__REQUIRED ACTION__.
Collect every line below that contains the word "Relay".

__RECORDS SHOWN__.

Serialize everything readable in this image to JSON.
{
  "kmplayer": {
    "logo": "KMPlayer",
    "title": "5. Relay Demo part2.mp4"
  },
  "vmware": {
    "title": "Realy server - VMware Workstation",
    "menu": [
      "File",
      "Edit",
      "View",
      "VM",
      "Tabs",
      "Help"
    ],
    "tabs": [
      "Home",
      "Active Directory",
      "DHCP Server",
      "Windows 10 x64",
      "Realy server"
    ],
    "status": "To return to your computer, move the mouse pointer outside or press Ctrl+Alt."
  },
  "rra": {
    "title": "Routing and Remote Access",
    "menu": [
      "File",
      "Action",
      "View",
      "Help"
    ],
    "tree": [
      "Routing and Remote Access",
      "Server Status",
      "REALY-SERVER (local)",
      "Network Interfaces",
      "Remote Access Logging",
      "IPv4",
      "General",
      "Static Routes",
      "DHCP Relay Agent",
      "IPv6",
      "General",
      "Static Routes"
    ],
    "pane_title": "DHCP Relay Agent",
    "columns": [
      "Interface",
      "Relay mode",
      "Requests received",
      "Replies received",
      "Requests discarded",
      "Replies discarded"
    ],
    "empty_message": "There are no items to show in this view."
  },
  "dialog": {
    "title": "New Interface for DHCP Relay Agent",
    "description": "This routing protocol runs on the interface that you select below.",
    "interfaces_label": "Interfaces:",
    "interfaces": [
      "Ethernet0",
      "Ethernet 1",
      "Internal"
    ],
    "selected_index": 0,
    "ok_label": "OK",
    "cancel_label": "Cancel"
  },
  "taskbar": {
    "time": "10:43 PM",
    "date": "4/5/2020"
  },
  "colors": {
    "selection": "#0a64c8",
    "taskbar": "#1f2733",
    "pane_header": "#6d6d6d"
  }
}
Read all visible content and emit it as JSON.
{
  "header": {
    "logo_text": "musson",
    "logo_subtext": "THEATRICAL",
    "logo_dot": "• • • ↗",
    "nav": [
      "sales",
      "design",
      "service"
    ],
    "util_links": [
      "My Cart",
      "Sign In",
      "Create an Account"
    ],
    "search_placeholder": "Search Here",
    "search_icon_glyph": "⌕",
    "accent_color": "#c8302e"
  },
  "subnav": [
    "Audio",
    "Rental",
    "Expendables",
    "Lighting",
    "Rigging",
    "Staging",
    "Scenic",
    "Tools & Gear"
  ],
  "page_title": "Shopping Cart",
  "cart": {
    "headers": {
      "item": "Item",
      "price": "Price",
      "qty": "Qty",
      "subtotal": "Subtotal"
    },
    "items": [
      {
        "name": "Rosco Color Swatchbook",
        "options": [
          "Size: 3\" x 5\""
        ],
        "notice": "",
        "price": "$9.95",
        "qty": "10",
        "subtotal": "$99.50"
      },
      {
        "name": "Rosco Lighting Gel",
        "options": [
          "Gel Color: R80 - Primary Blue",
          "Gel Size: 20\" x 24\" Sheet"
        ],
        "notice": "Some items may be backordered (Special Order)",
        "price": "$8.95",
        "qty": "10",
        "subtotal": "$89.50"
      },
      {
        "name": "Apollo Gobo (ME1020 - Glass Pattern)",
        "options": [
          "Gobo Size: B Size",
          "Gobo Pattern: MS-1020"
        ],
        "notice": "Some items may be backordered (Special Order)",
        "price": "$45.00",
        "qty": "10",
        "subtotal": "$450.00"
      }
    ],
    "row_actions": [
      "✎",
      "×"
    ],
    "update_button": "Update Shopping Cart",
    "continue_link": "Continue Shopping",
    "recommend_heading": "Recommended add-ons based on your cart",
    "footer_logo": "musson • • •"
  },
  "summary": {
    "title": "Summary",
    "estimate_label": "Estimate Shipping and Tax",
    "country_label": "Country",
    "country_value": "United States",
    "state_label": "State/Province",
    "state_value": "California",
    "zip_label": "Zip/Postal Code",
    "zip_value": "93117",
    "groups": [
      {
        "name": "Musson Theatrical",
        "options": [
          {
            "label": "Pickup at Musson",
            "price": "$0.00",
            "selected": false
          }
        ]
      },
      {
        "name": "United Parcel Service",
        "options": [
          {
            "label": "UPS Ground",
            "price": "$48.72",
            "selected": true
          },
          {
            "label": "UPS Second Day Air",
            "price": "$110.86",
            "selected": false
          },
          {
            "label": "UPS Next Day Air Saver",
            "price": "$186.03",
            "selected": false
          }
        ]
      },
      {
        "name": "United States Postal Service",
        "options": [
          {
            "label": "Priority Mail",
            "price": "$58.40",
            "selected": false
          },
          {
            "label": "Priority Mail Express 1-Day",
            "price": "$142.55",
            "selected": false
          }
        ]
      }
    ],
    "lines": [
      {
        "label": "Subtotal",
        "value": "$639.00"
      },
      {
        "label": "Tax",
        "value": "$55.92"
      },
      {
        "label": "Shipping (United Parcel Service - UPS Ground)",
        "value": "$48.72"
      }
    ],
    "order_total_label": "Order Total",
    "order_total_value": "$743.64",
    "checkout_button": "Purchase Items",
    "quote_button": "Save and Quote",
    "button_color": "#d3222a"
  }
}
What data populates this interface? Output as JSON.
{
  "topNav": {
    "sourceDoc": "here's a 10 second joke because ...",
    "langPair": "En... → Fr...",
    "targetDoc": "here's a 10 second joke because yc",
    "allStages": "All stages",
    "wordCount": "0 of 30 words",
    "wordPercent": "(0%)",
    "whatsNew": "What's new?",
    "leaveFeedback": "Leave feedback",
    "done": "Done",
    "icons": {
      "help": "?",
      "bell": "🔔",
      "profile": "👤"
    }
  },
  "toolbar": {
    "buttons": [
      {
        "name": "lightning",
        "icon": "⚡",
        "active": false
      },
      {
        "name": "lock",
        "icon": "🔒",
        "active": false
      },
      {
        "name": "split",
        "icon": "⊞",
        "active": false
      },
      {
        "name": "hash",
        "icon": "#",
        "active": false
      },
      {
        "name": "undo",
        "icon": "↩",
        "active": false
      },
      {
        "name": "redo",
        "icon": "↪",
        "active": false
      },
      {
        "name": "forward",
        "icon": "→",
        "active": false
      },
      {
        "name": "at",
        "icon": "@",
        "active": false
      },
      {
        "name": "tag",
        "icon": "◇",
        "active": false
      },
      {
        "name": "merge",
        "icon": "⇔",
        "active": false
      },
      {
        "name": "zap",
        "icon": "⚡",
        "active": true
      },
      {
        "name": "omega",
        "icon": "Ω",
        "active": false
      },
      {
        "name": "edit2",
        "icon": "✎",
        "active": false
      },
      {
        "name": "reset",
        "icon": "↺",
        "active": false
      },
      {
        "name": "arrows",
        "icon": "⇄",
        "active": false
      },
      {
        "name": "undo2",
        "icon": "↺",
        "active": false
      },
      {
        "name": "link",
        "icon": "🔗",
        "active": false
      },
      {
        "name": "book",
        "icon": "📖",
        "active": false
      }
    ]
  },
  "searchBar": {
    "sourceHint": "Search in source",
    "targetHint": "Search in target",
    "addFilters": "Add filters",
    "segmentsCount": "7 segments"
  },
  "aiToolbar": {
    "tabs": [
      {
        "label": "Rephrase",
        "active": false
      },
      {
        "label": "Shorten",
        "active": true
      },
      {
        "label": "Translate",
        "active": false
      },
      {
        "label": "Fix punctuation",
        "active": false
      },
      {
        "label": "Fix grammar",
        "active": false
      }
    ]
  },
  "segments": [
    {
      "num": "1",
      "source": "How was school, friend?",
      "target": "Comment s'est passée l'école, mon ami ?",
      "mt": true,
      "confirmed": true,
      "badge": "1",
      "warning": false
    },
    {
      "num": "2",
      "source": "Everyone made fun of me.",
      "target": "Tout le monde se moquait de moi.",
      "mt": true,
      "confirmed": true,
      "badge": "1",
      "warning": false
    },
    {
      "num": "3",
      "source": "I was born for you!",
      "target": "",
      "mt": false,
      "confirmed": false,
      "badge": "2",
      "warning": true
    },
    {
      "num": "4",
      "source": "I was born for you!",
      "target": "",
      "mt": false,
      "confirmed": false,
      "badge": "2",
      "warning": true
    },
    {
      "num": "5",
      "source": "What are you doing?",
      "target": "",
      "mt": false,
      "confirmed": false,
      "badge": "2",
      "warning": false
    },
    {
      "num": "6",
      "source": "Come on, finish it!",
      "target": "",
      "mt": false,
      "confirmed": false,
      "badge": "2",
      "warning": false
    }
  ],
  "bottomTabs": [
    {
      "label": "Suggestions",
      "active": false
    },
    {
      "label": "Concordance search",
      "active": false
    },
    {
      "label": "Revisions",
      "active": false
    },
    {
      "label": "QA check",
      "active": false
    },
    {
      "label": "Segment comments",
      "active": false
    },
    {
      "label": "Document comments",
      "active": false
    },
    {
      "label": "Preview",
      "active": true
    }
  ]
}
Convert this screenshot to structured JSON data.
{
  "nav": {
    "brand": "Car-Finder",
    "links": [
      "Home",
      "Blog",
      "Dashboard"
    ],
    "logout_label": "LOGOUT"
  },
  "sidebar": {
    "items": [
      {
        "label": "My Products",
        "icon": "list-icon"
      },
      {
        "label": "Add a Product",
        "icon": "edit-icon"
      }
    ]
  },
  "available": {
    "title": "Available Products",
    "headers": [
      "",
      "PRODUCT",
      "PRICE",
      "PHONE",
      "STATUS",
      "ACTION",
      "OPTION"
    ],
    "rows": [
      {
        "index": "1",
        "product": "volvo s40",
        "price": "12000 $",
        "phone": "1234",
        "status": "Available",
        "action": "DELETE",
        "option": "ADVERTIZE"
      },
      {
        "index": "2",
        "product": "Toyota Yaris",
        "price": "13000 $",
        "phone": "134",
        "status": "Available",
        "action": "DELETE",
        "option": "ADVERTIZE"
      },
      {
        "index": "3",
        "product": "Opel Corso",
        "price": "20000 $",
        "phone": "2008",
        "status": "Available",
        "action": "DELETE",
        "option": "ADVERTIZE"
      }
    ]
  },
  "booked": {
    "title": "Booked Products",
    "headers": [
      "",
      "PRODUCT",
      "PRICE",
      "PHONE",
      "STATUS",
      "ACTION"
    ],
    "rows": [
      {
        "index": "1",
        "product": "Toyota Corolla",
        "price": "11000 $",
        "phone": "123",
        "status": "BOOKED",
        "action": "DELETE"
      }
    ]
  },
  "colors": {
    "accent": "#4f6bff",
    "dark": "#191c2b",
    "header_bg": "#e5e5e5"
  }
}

__SOLUTION FOR THIS EXERCISE__.
    "title": "5. Relay Demo part2.mp4"
      "DHCP Relay Agent",
    "pane_title": "DHCP Relay Agent",
      "Relay mode",
    "title": "New Interface for DHCP Relay Agent",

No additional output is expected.